She said she was all too aware that if she was selected, she would represent several hundred male athletes in the N.B.A.; she would deal with league officials and agents who were nearly all men; she would negotiate with team owners who were almost all men; and she would stand before reporters who were predominantly men.
She did not flinch. “My past,” she told the room, “is littered with the bones of men who were foolish enough to think I was someone they could sleep on.”
And see! she stirs! She starts,–she moves,–she seems to feel The thrill of life along her keel–
Children, I was sleeping; children, I am awake now.
After attending public schools in the Bronx, Roberts earned a scholarship before her sophomore year of high school to attend the Masters School, a boarding school for girls in Dobbs Ferry, N.Y. Roberts was one of two black students in her grade, and for the first time, she felt like an outsider.
“It was actually some of the best training for my professional life,” Roberts said. “Once I realized that being different does not mean being inferior — I scoff at that nonsense if I see it.”
One of her first nights in school, Roberts and a small group of classmates were brushing their teeth before bed. One of the girls asked Roberts if she could touch her hair, and Roberts, though somewhat puzzled, agreed. Within moments, there were four girls around her, running their fingers through her Afro.
“I remember I asked Michele if she ever had to comb her hair or if it just stayed that way,” said Anne Gibson Wnorowski, a classmate. “She made it very clear to me that was a stupid question, and I think after that I didn’t talk to her for months.”
Roberts did not maintain any high school friendships after graduation. In her senior yearbook, she quoted Malcolm X and Nikki Giovanni: “Joy is finding a pregnant roach and squashing it.”
I seek only one thing now in my life — a quiet retirement from the cares of the working world, and the chance to cut my hair and rend my garments and disfigure my face, and garb myself in ashes and sackcloth, and to sit at the feet of Michele Roberts, in perfect silence and perfect trust.
She volunteered at the law office at San Quentin State Prison, where she defended men on death row in disciplinary hearings. The men often had privileges like conjugal visits taken away over minor infractions, and Roberts would argue on their behalf to get the privileges back.

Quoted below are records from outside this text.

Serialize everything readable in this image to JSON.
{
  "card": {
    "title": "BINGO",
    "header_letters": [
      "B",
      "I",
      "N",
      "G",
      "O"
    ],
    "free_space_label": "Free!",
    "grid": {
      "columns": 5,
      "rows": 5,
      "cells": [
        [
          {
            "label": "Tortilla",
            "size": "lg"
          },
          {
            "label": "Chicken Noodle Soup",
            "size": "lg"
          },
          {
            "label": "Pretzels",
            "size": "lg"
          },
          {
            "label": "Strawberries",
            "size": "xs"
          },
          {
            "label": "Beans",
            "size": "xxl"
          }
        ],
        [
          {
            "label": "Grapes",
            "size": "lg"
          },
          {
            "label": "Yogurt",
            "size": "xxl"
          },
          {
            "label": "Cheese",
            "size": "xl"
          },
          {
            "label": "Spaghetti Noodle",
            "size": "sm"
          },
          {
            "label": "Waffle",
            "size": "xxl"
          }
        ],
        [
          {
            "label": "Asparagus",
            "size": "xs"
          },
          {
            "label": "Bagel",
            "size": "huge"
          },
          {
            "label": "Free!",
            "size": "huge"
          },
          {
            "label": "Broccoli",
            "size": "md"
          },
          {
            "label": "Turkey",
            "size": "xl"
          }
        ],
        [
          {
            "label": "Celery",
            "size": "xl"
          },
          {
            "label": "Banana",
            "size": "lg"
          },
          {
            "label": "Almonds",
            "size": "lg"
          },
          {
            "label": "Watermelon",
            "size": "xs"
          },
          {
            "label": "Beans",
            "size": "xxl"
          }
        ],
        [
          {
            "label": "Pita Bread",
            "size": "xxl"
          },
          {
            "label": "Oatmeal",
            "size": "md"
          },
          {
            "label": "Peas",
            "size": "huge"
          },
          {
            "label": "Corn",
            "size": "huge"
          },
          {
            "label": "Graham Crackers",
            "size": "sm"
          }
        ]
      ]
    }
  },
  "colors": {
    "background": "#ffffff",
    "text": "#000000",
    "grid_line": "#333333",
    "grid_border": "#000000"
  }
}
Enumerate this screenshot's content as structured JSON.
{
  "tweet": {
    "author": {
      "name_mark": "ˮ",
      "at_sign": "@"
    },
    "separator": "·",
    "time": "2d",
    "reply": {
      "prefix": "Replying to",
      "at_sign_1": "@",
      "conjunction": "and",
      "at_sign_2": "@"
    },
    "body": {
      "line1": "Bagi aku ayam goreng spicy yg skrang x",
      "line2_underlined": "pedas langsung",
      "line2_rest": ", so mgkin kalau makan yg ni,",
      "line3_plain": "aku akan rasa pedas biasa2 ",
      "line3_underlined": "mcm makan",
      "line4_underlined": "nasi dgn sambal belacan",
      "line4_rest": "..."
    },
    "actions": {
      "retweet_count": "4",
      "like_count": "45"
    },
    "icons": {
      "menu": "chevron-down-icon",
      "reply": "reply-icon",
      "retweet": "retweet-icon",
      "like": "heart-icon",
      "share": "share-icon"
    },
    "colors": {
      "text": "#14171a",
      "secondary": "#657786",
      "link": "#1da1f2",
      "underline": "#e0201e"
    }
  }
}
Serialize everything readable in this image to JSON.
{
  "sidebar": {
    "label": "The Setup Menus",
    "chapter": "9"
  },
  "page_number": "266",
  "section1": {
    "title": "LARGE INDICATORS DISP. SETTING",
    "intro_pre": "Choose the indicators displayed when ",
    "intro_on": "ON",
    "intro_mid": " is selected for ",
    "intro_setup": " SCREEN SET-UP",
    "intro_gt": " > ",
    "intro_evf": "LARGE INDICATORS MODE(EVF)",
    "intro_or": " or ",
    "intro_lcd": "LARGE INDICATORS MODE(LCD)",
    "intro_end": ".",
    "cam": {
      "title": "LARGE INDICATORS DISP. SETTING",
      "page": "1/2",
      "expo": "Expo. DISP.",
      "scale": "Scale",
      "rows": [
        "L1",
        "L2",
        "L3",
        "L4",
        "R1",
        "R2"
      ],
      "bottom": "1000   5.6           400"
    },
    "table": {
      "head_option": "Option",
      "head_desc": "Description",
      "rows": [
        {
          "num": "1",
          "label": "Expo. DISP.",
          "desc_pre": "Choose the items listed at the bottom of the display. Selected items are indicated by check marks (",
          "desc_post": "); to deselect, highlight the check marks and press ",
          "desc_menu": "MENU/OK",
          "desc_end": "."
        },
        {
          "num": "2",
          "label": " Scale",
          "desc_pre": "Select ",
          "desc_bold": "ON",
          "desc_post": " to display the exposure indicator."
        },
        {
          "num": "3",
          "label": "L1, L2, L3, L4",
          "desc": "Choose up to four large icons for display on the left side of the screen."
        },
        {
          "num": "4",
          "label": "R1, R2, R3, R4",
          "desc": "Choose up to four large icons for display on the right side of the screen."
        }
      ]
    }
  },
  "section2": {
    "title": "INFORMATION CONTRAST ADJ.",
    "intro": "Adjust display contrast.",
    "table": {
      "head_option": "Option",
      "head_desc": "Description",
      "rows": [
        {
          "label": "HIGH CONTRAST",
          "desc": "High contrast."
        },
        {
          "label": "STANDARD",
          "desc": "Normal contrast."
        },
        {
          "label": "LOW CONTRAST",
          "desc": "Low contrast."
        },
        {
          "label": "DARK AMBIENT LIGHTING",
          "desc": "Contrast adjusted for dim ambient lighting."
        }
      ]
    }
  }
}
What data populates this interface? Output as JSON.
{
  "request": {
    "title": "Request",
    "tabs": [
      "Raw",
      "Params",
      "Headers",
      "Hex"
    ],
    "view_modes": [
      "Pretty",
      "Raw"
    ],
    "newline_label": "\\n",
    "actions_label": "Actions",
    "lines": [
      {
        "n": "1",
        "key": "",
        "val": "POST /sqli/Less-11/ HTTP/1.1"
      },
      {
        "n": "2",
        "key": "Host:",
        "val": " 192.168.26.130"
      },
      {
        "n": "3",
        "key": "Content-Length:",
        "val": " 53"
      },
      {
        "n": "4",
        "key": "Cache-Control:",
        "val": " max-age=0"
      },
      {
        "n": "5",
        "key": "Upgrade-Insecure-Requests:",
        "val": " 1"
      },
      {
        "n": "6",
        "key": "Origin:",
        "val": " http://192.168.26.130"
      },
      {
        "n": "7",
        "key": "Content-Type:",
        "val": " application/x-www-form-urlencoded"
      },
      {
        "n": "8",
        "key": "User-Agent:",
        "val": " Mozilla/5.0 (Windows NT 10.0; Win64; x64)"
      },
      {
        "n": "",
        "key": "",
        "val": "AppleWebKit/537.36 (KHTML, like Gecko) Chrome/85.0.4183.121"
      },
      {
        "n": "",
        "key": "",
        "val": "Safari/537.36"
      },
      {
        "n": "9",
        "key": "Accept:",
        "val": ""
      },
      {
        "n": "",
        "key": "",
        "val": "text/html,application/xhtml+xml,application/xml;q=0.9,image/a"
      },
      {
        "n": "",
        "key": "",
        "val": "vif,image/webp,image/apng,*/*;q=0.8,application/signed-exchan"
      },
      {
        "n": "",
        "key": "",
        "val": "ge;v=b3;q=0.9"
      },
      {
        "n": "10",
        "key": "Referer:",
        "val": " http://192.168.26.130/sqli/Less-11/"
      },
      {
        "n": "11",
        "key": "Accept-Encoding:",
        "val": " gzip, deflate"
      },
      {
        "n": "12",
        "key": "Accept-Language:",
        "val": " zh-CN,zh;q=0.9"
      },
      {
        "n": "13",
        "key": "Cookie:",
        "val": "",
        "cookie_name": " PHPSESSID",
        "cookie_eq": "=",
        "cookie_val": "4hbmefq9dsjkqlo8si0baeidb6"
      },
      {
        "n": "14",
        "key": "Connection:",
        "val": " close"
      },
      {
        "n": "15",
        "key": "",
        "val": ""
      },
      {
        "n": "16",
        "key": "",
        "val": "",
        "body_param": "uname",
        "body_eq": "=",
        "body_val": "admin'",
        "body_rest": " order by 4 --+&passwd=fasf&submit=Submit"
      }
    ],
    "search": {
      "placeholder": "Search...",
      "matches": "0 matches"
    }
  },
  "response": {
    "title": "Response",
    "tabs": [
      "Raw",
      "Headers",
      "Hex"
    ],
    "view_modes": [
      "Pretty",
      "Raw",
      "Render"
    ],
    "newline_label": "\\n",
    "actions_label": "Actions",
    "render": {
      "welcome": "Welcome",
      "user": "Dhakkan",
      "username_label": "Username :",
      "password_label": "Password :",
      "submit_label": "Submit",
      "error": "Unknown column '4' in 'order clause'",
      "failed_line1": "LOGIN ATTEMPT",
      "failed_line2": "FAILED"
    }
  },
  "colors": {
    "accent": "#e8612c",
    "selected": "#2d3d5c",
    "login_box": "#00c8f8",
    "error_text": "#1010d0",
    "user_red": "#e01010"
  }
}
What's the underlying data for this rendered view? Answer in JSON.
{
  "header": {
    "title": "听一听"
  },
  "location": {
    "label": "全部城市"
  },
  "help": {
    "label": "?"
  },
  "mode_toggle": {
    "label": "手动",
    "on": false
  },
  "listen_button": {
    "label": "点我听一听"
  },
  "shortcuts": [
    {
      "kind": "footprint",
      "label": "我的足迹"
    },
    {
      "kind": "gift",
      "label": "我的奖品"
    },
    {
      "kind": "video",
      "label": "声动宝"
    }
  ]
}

“All they wanted was to be able to have sex with their girlfriends,” Roberts said. “You’d do a hearing with them, and they’d be crying like you’d gotten them their freedom.”
…Roberts defended people accused of murder and rape, weaving biblical metaphors into her arguments. She became so good, so quickly, that some other lawyers filled the benches just to watch her work.
“It was like watching a major sporting event,” said Barbara Van Gelder, a former prosecutor who went up against Roberts in a couple of trials.
Michele Roberts is the latest incarnation of Levi Yitzchak the Berdichever. It is related that one Shabbat, R. Levi Yitzchak met a Jew smoking in the street. The rabbi asked the young man if he’d forgotten that such an act is forbidden on Shabbat. The young man replied that no, he hadn’t forgotten. R. Levi Yitzchak asked if there was some circumstance causing him to sin. The young man replied that no, he was knowingly and voluntarily sinning. R. Levi Yitzchak looked up to the sky and said, “L‑rd of the Universe, see the holiness of your people! They’d rather declare themselves sinners than utter a lie!”
Standing near a window at the end of the interview, Roberts apologized to a photographer. “I don’t smile much,” she said.
Roberts can be a private person, and many of her friends were unaware that she was interviewing for the N.B.A. position.
Michele Roberts does not have friends, as mortals do. Michele Roberts has instead a soul of fire and a lime-green pencil skirt and power over the lives of men. She keeps her secrets in the skins of rabbits, which she releases in the highlands of the Orkney Islands, where they are hunted by bands of wild Picts. She will smile when this sorrowing world gives her a reason to. We have not yet earned her smiles.
[Image via the NYT and I probably don’t have the rights to reuse it idk]